EXERCISE INSTRUCTIONS :: A verbatim reprint of the records below is what this exercise asks for.

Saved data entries
########################################

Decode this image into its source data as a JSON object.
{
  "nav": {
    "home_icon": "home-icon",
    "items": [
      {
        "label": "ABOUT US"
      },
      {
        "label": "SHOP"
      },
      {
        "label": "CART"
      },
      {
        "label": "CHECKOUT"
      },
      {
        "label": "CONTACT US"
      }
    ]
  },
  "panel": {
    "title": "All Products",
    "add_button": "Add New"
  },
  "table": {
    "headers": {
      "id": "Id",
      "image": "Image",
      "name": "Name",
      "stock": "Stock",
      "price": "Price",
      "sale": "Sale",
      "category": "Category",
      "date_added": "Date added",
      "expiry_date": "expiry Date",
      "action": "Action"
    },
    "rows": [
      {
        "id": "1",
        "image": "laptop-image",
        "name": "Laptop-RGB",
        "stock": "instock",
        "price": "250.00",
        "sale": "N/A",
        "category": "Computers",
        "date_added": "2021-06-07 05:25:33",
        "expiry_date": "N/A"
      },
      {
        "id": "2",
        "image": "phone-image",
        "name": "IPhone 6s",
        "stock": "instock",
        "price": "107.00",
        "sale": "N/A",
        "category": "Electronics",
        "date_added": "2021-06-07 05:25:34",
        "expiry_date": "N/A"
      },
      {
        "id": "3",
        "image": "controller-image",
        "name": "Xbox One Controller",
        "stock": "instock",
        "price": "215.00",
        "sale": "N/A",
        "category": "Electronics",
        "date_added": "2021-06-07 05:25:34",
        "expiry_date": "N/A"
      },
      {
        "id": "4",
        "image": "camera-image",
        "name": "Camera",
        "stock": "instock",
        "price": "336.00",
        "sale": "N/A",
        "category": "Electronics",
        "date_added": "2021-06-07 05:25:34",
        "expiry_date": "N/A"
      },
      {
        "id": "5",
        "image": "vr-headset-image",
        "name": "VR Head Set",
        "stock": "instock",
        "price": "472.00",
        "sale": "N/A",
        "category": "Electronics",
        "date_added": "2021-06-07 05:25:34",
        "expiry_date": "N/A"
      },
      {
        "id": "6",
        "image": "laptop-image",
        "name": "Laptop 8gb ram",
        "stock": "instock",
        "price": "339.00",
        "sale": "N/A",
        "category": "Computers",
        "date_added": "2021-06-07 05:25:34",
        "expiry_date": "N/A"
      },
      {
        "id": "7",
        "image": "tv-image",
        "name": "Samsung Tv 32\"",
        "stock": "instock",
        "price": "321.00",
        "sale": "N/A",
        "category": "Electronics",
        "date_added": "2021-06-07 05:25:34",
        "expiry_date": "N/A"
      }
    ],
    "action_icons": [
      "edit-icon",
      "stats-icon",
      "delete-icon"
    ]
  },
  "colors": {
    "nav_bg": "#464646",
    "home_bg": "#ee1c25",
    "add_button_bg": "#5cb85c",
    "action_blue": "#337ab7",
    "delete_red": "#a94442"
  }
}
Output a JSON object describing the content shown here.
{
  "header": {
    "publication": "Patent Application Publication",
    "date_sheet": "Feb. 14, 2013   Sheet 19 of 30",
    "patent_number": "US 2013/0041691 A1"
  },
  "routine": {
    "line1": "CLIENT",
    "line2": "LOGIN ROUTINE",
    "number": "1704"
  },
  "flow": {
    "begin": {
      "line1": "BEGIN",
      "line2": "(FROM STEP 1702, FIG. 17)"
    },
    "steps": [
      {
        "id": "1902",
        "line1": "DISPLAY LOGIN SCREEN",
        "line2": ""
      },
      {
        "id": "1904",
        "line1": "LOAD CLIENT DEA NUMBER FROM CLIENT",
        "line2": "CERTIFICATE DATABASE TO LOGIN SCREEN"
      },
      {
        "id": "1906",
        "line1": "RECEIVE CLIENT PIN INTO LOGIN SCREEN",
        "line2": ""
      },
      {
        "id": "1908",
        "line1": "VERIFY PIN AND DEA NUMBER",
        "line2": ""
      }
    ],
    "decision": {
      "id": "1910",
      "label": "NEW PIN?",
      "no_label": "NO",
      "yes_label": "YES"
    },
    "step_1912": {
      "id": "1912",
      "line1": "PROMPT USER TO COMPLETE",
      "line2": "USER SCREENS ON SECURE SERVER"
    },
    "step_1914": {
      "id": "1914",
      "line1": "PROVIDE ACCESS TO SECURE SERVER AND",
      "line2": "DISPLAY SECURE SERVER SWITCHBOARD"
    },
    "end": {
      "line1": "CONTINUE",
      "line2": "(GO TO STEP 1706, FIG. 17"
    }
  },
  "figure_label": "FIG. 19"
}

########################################

EXPECTED ANSWER ::
Decode this image into its source data as a JSON object.
{
  "nav": {
    "home_icon": "home-icon",
    "items": [
      {
        "label": "ABOUT US"
      },
      {
        "label": "SHOP"
      },
      {
        "label": "CART"
      },
      {
        "label": "CHECKOUT"
      },
      {
        "label": "CONTACT US"
      }
    ]
  },
  "panel": {
    "title": "All Products",
    "add_button": "Add New"
  },
  "table": {
    "headers": {
      "id": "Id",
      "image": "Image",
      "name": "Name",
      "stock": "Stock",
      "price": "Price",
      "sale": "Sale",
      "category": "Category",
      "date_added": "Date added",
      "expiry_date": "expiry Date",
      "action": "Action"
    },
    "rows": [
      {
        "id": "1",
        "image": "laptop-image",
        "name": "Laptop-RGB",
        "stock": "instock",
        "price": "250.00",
        "sale": "N/A",
        "category": "Computers",
        "date_added": "2021-06-07 05:25:33",
        "expiry_date": "N/A"
      },
      {
        "id": "2",
        "image": "phone-image",
        "name": "IPhone 6s",
        "stock": "instock",
        "price": "107.00",
        "sale": "N/A",
        "category": "Electronics",
        "date_added": "2021-06-07 05:25:34",
        "expiry_date": "N/A"
      },
      {
        "id": "3",
        "image": "controller-image",
        "name": "Xbox One Controller",
        "stock": "instock",
        "price": "215.00",
        "sale": "N/A",
        "category": "Electronics",
        "date_added": "2021-06-07 05:25:34",
        "expiry_date": "N/A"
      },
      {
        "id": "4",
        "image": "camera-image",
        "name": "Camera",
        "stock": "instock",
        "price": "336.00",
        "sale": "N/A",
        "category": "Electronics",
        "date_added": "2021-06-07 05:25:34",
        "expiry_date": "N/A"
      },
      {
        "id": "5",
        "image": "vr-headset-image",
        "name": "VR Head Set",
        "stock": "instock",
        "price": "472.00",
        "sale": "N/A",
        "category": "Electronics",
        "date_added": "2021-06-07 05:25:34",
        "expiry_date": "N/A"
      },
      {
        "id": "6",
        "image": "laptop-image",
        "name": "Laptop 8gb ram",
        "stock": "instock",
        "price": "339.00",
        "sale": "N/A",
        "category": "Computers",
        "date_added": "2021-06-07 05:25:34",
        "expiry_date": "N/A"
      },
      {
        "id": "7",
        "image": "tv-image",
        "name": "Samsung Tv 32\"",
        "stock": "instock",
        "price": "321.00",
        "sale": "N/A",
        "category": "Electronics",
        "date_added": "2021-06-07 05:25:34",
        "expiry_date": "N/A"
      }
    ],
    "action_icons": [
      "edit-icon",
      "stats-icon",
      "delete-icon"
    ]
  },
  "colors": {
    "nav_bg": "#464646",
    "home_bg": "#ee1c25",
    "add_button_bg": "#5cb85c",
    "action_blue": "#337ab7",
    "delete_red": "#a94442"
  }
}
Output a JSON object describing the content shown here.
{
  "header": {
    "publication": "Patent Application Publication",
    "date_sheet": "Feb. 14, 2013   Sheet 19 of 30",
    "patent_number": "US 2013/0041691 A1"
  },
  "routine": {
    "line1": "CLIENT",
    "line2": "LOGIN ROUTINE",
    "number": "1704"
  },
  "flow": {
    "begin": {
      "line1": "BEGIN",
      "line2": "(FROM STEP 1702, FIG. 17)"
    },
    "steps": [
      {
        "id": "1902",
        "line1": "DISPLAY LOGIN SCREEN",
        "line2": ""
      },
      {
        "id": "1904",
        "line1": "LOAD CLIENT DEA NUMBER FROM CLIENT",
        "line2": "CERTIFICATE DATABASE TO LOGIN SCREEN"
      },
      {
        "id": "1906",
        "line1": "RECEIVE CLIENT PIN INTO LOGIN SCREEN",
        "line2": ""
      },
      {
        "id": "1908",
        "line1": "VERIFY PIN AND DEA NUMBER",
        "line2": ""
      }
    ],
    "decision": {
      "id": "1910",
      "label": "NEW PIN?",
      "no_label": "NO",
      "yes_label": "YES"
    },
    "step_1912": {
      "id": "1912",
      "line1": "PROMPT USER TO COMPLETE",
      "line2": "USER SCREENS ON SECURE SERVER"
    },
    "step_1914": {
      "id": "1914",
      "line1": "PROVIDE ACCESS TO SECURE SERVER AND",
      "line2": "DISPLAY SECURE SERVER SWITCHBOARD"
    },
    "end": {
      "line1": "CONTINUE",
      "line2": "(GO TO STEP 1706, FIG. 17"
    }
  },
  "figure_label": "FIG. 19"
}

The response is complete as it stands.